The sculptor Ken Harrison (Richard Dreyfuss) is badly injured in a car accident and finds himself in the middle of life permanently paralyzed below the neck and dependent on others for his care and survival. Ken is a strong-minded, passionate man totally dedicated to his art, and he decides he does not want to go on with the compromised, highly dependent life that his doctors, his girlfriend Pat (Janet Eilber), and others urge on him. He breaks up with Pat and fights to be released from the hospital, to gain control of his life in order to stop the care that keeps him alive and unhappy.
His antagonist is the hospital's medical director Dr. Emerson (John Cassavetes), who believes in preserving life no matter what, and so tries to get Ken committed as clinically depressed. Ken's attending physician, Dr. Scott (Christine Lahti), begins with the establishment but gradually moves toward Ken's position.
The film ends with the judge at a legal hearing deciding that Ken is not clinically depressed and that he thus has the right to refuse treatment and be discharged. In the last scene, Ken lies in a hospital bed framed by his own sculptural realization of the forearm and hand of God from Michelangelo's Creation of Man.
This medical thriller begins with two crazed naked men escaping from an unmarked urban institutional building. One of them winds up in the Gramercy Hospital (NYC) Emergency Room under the care of the young Dr. Guy Luthan (Hugh Grant). The patient dies while exhibiting baffling symptoms and under suspicious circumstances. Dr. Luthan decides to investigate, against the advice of his boss, but with the assistance of ER nurse Jodie Trammel (Sarah Jessica Parker). Suddenly, police are breaking into his apartment and finding (obviously planted) cocaine. Luthan is fired by the hospital, his promising career apparently ruined by a faceless criminal conspiracy.
Still intrigued by the mystery patient, Luthan follows some street leads that take him to the Inferno-like caverns underneath Grand Central Station and the homeless people who live there. He is pursued by armed agents, is wounded, and wakes up in a hospital bed paralyzed from the neck down. Enter the prize-laden Dr. Lawrence Myrick (Gene Hackman), who explains to Luthan that he is trying to develop a medical procedure that will regenerate human nerve tissue and has been secretly using the homeless as guinea pigs. He rationalizes this practice on the basis of its huge potential benefits and tries to enlist Luthan on his side, explaining that his paralysis is temporary (but under Myrick's control) and in part an attempt to stir up Luthan's empathy for the patients who could be helped by Myrick's procedure if it is developed.
Of course, Luthan escapes from the bed.
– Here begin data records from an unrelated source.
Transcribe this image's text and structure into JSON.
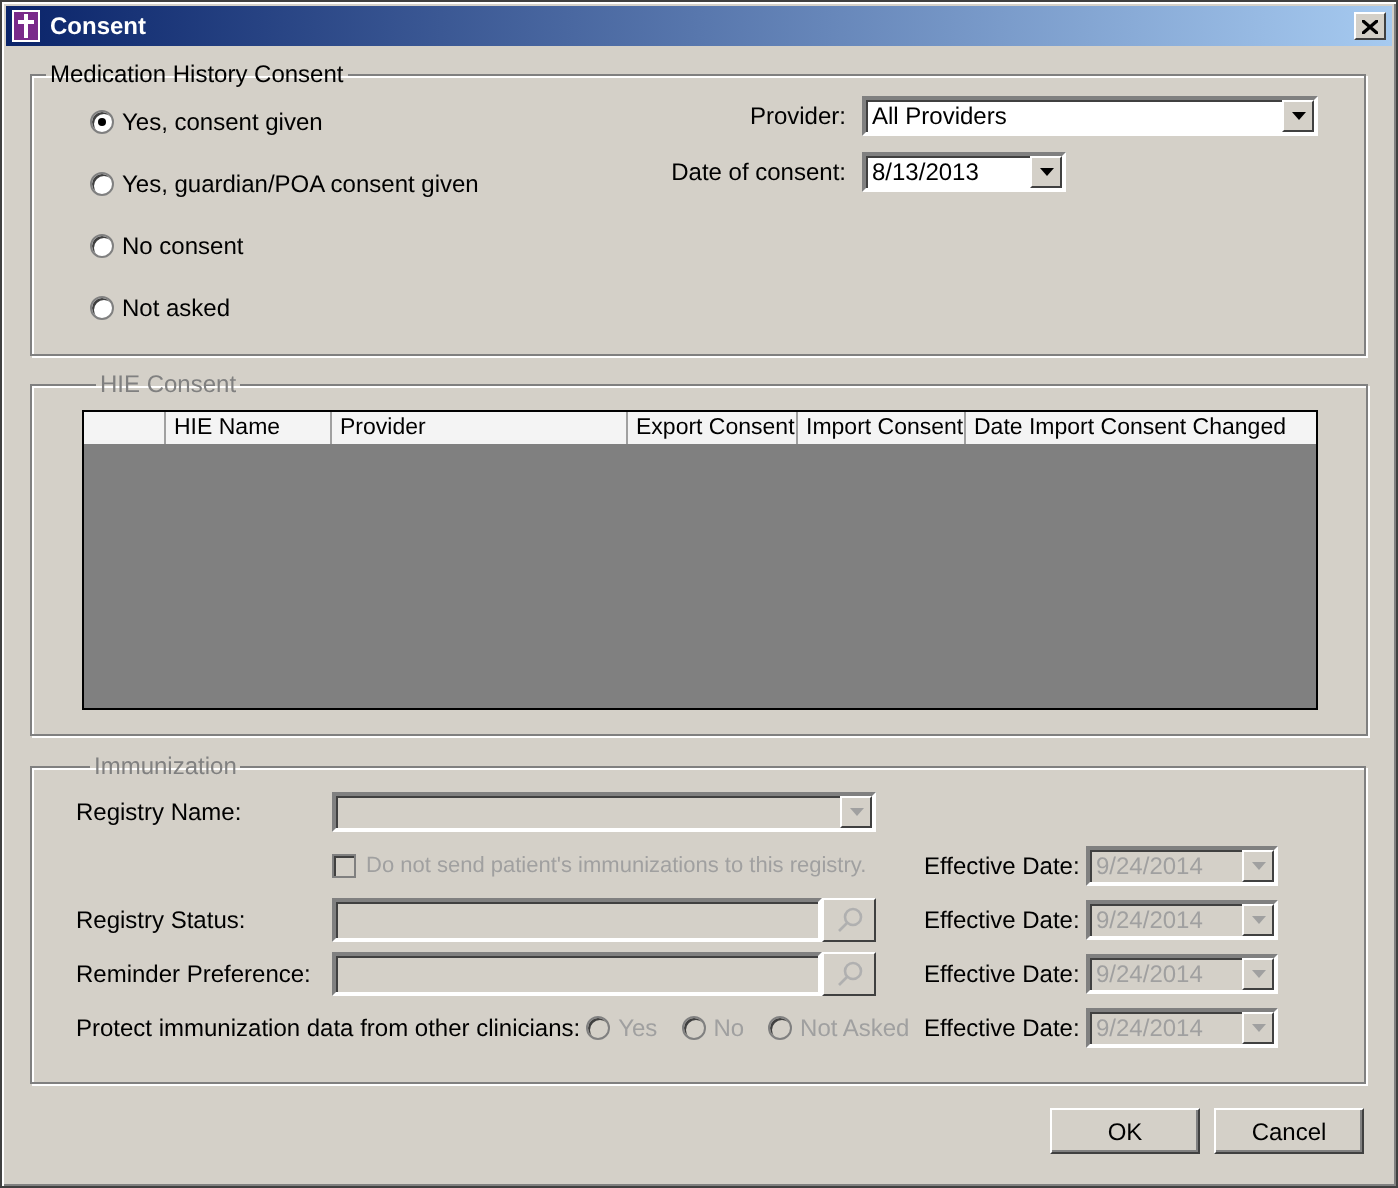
{
  "window": {
    "title": "Consent"
  },
  "medication_history": {
    "title": "Medication History Consent",
    "options": [
      {
        "label": "Yes, consent given",
        "selected": true
      },
      {
        "label": "Yes, guardian/POA consent given",
        "selected": false
      },
      {
        "label": "No consent",
        "selected": false
      },
      {
        "label": "Not asked",
        "selected": false
      }
    ],
    "provider": {
      "label": "Provider:",
      "value": "All Providers"
    },
    "date": {
      "label": "Date of consent:",
      "value": "8/13/2013"
    }
  },
  "hie": {
    "title": "HIE Consent",
    "table": {
      "columns": [
        "HIE Name",
        "Provider",
        "Export Consent",
        "Import Consent",
        "Date Import Consent Changed"
      ]
    }
  },
  "immunization": {
    "title": "Immunization",
    "disabled": true,
    "rows": [
      {
        "kind": "combo",
        "label": "Registry Name:"
      },
      {
        "kind": "checkbox",
        "label": "Do not send patient's immunizations to this registry.",
        "checked": false,
        "effective_label": "Effective Date:",
        "effective_date": "9/24/2014"
      },
      {
        "kind": "lookup",
        "label": "Registry Status:",
        "effective_label": "Effective Date:",
        "effective_date": "9/24/2014"
      },
      {
        "kind": "lookup",
        "label": "Reminder Preference:",
        "effective_label": "Effective Date:",
        "effective_date": "9/24/2014"
      },
      {
        "kind": "radios",
        "label": "Protect immunization data from other clinicians:",
        "options": [
          {
            "label": "Yes",
            "selected": false
          },
          {
            "label": "No",
            "selected": false
          },
          {
            "label": "Not Asked",
            "selected": false
          }
        ],
        "effective_label": "Effective Date:",
        "effective_date": "9/24/2014"
      }
    ]
  },
  "buttons": [
    "OK",
    "Cancel"
  ]
}
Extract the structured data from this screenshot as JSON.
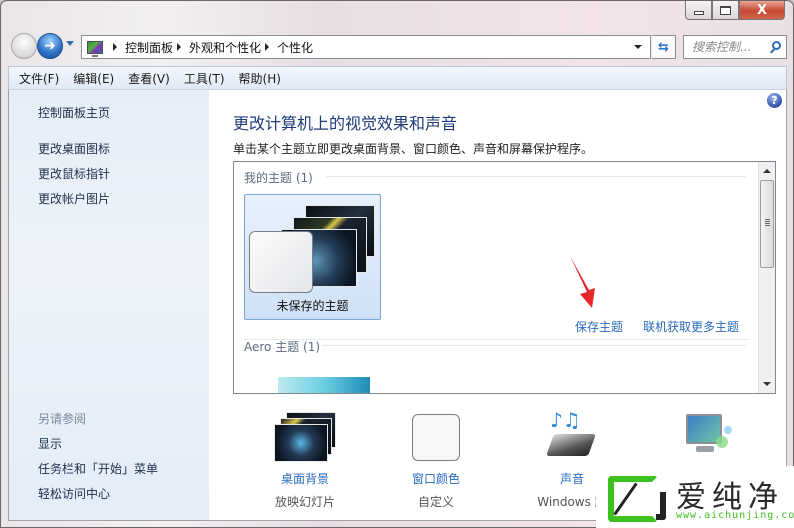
{
  "window": {
    "caption": {
      "minimize": "minimize",
      "maximize": "maximize",
      "close": "X"
    }
  },
  "nav": {
    "breadcrumb": [
      "控制面板",
      "外观和个性化",
      "个性化"
    ],
    "search_placeholder": "搜索控制...",
    "refresh_glyph": "⇆"
  },
  "menubar": {
    "items": [
      "文件(F)",
      "编辑(E)",
      "查看(V)",
      "工具(T)",
      "帮助(H)"
    ]
  },
  "sidebar": {
    "home": "控制面板主页",
    "links": [
      "更改桌面图标",
      "更改鼠标指针",
      "更改帐户图片"
    ],
    "see_also_heading": "另请参阅",
    "see_also": [
      "显示",
      "任务栏和「开始」菜单",
      "轻松访问中心"
    ]
  },
  "main": {
    "help_glyph": "?",
    "title": "更改计算机上的视觉效果和声音",
    "description": "单击某个主题立即更改桌面背景、窗口颜色、声音和屏幕保护程序。",
    "themes": {
      "my_themes_heading": "我的主题 (1)",
      "unsaved_theme_label": "未保存的主题",
      "save_theme_link": "保存主题",
      "get_more_link": "联机获取更多主题",
      "aero_heading": "Aero 主题 (1)"
    },
    "bottom_items": [
      {
        "title": "桌面背景",
        "subtitle": "放映幻灯片"
      },
      {
        "title": "窗口颜色",
        "subtitle": "自定义"
      },
      {
        "title": "声音",
        "subtitle": "Windows 默"
      },
      {
        "title": "",
        "subtitle": ""
      }
    ]
  },
  "watermark": {
    "text": "爱纯净",
    "url": "www.aichunjing.com"
  },
  "colors": {
    "link_blue": "#2a6bbd",
    "title_blue": "#1f3a7a",
    "annotation_red": "#e8262a",
    "watermark_green": "#3cc11e"
  }
}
On the way out he encounters Myrick and his armed agents in the lobby, where there is one last round in the ethical debate before Myrick is accidentally killed by one of his henchman. Luthan's career is reconstituted, he is awarded a fellowship, and the film ends with Myrick's widow standing at the gate of the NYU School of Medicine giving Myrick's data to Luthan, saying that her husband was trying to do good but in the wrong way. She hopes that Luthan will use the data in the right way. Luthan smilingly enters a stone building with "Neurology" carved in the lintel.